**WHAT THE TASK REQUIRES:**
Go through the data and copy each line that holds "chevron".

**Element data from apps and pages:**
══════
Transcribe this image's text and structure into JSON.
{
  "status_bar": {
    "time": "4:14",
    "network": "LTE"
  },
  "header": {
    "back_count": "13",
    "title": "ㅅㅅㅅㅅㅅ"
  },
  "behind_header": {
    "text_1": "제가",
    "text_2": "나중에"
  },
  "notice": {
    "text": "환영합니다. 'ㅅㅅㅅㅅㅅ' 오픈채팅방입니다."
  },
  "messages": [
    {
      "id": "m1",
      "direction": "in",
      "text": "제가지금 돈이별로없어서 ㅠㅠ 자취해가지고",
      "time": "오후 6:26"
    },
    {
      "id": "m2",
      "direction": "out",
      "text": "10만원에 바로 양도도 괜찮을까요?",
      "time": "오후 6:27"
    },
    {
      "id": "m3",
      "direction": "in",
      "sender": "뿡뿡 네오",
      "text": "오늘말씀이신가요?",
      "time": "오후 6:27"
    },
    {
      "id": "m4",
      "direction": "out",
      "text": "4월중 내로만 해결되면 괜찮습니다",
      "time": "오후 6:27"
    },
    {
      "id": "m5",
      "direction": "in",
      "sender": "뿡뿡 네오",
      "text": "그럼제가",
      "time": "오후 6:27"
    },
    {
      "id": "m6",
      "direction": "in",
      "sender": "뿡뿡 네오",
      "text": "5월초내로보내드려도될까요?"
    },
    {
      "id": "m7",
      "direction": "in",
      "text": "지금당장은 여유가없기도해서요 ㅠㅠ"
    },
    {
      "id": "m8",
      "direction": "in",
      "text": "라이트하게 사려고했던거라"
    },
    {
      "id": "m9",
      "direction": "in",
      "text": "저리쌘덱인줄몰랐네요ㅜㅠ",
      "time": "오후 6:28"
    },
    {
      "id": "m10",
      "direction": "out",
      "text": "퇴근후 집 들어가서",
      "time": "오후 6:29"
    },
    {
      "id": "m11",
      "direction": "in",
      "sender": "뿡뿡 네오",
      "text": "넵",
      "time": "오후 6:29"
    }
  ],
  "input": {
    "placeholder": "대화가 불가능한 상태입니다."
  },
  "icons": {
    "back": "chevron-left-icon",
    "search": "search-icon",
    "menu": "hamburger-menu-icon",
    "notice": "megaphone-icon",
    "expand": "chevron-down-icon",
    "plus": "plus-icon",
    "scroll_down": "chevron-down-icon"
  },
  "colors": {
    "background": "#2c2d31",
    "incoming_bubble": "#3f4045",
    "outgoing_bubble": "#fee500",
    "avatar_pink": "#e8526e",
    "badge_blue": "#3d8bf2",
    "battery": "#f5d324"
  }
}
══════
**WRITTEN ANSWER:**
    "back": "chevron-left-icon",
    "expand": "chevron-down-icon",
    "scroll_down": "chevron-down-icon"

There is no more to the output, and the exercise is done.